NBA Draft 2011: Detroit Pistons' Draft Recap and Possible Future Moves

Christian GrafenContributor IIIJune 23, 2011

NEWARK, NJ - JUNE 23:  Brandon Knight from the University of Kentucky greets NBA Commissioner David Stern after he was selected #8 overall by the Detroit Pistons in the first round during the 2011 NBA Draft at the Prudential Center on June 23, 2011 in Newark, New Jersey.  NOTE TO USER: User expressly acknowledges and agrees that, by downloading and/or using this Photograph, user is consenting to the terms and conditions of the Getty Images License Agreement.  (Photo by Mike Stobe/Getty Images)
Mike Stobe/Getty Images

The Detroit Pistons have faced a lot of scrutiny regarding their draft. They could have been enticed to bring in some of the players that have been circling around the rumor mill, yet they stuck with the pick and drafted Brandon Knight from Kentucky.

Although Knight seemed upset with his selection, it was mainly due to the fact that the only four teams he worked out for (Cleveland, Toronto, Sacramento, Utah) passed on him. This will only escalate his desire to become a great player in the NBA.

The Pistons also selected Kyle Singler from Duke University, who decided to stick around for his senior year. Singler can be used as a combo guard/forward and relies on his fundamentals opposed to athleticism. He is a role player who has been coached by one of the best in the business in Coach K.

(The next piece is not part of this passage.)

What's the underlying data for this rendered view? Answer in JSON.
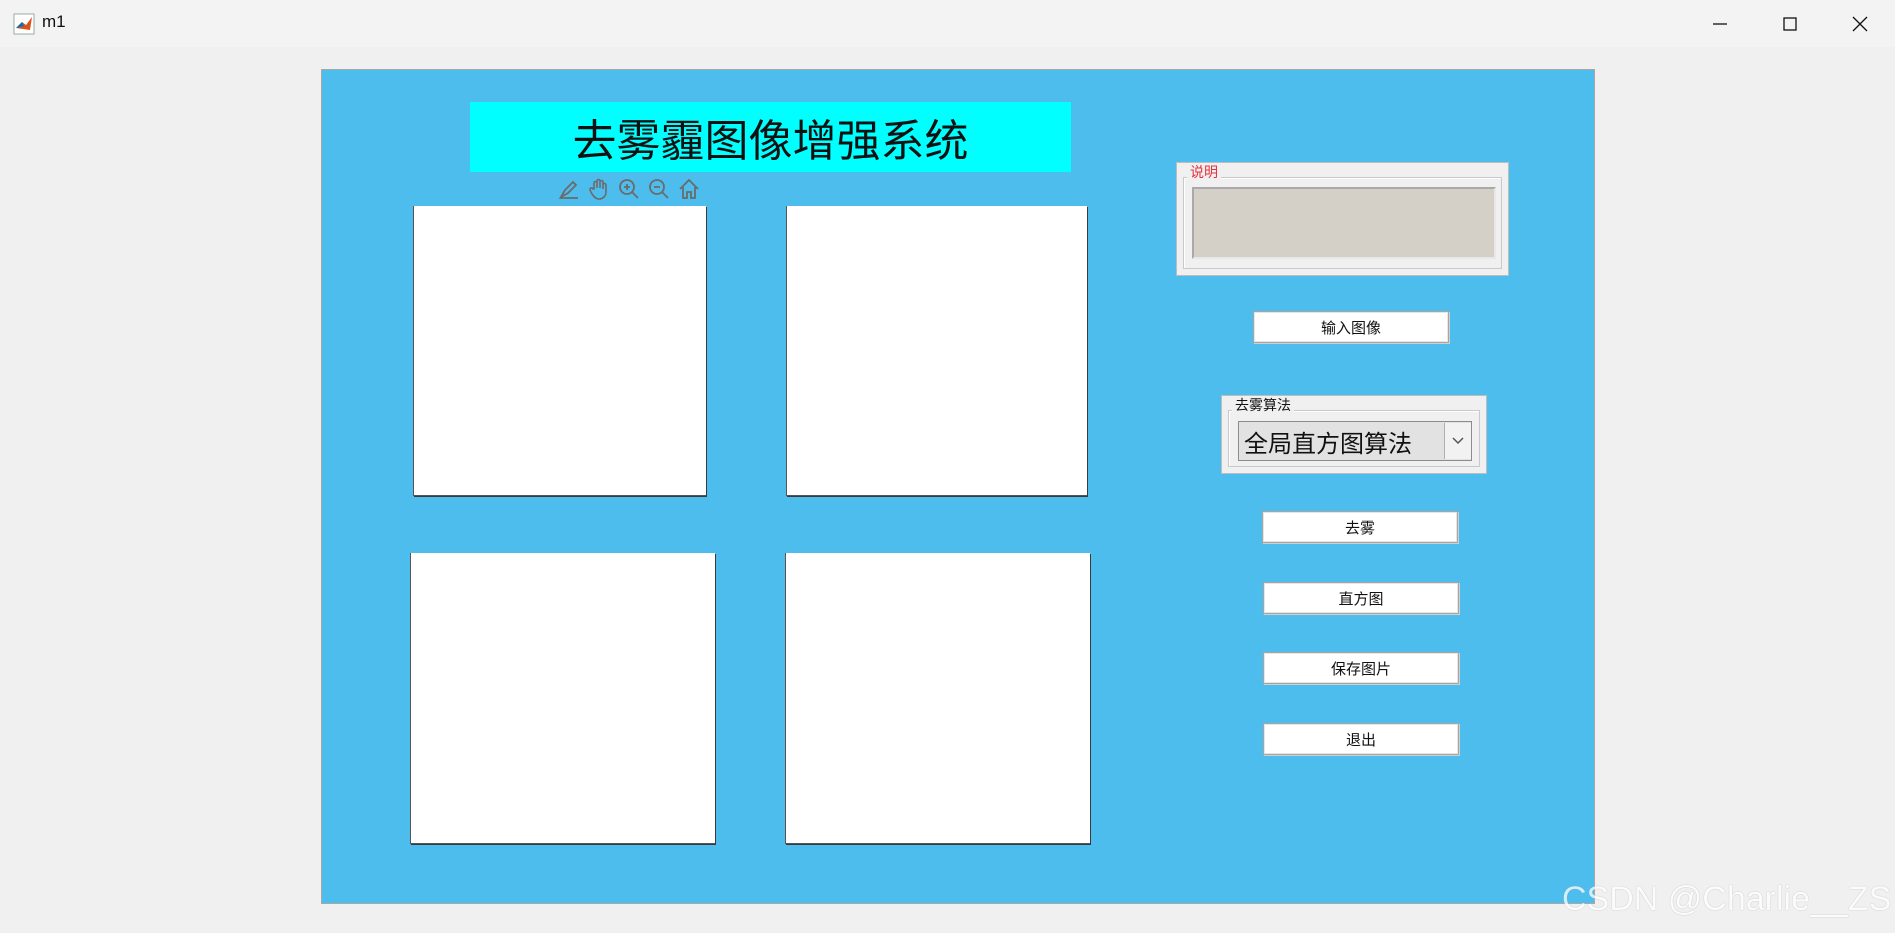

Knight is a perfect addition to the team, and the Pistons are lucky that he was not picked earlier. Initially, a small forward like Jan Vesely or Kawhi Leonard were among players named who could fill out the Pistons roster. Another option was going big and trying to get Bismack Biyombo, but with two of those three already having been drafted, the Pistons took the best remaining player in the draft. Knight evolved as a player tremendously during his freshman year at Kentucky and, at the age of 19, he will only continue to progress at a high rate. He is a very smart, athletic and scoring combo guard.

As a point guard, the Pistons have a solid core to build around with Knight calling the plays, Austin Daye panning out to be a very good small forward, and Greg Monroe playing either the 4 or 5.

The question is: what's next?

With a new young prospect on the team, there are still many questions facing general manager Joe Dumars.

The first issue to resolve would be the coaching situation.

Lawrence Frank and Mike Woodson are speculated to be among the final two candidates, but many other talented names have also been brought into the discussion. The Pistons, pending Hamilton and Prince's expected departures, could have a very young squad and need a coach who can push the younger players in the right direction. Discipline therefore should be the main characteristic that Dumars looks for in a coach.

I believe that it would be a mistake to make Bill Laimbeer coach due to his lack of NBA coaching experience, regardless of his tough demeanor. Jeff Van Gundy is also a mistake because, although he emphasizes toughness, I personally cannot see the younger players buying into his method of coaching. In either Frank or Woodson's case, defense would be the main focus, and players would benefit significantly by adapting to their methods. Hiring a new coach may be the most crucial factor for the team’s future progress.

Free agency is other subject of consideration for a team who can add another big man to help Monroe. Many names on the free-agent board will be alluring to a team that has reduced its overall player salary from last season by $19 million dollars. Names such as Tyson Chandler, Nene and Samuel Dalembert are all available and capable of helping to bring the team back to prominence. Also, with Prince expected to be gone, look for Detroit to fill his void by acquiring a combo guard who should have experience and a voice in the locker room.

Overall, the Detroit Pistons fan base should be excited about the upcoming months, as drafting Brandon Knight was only step one. With a new coach coming in, it truly will be the start of a new era in Pistons basketball.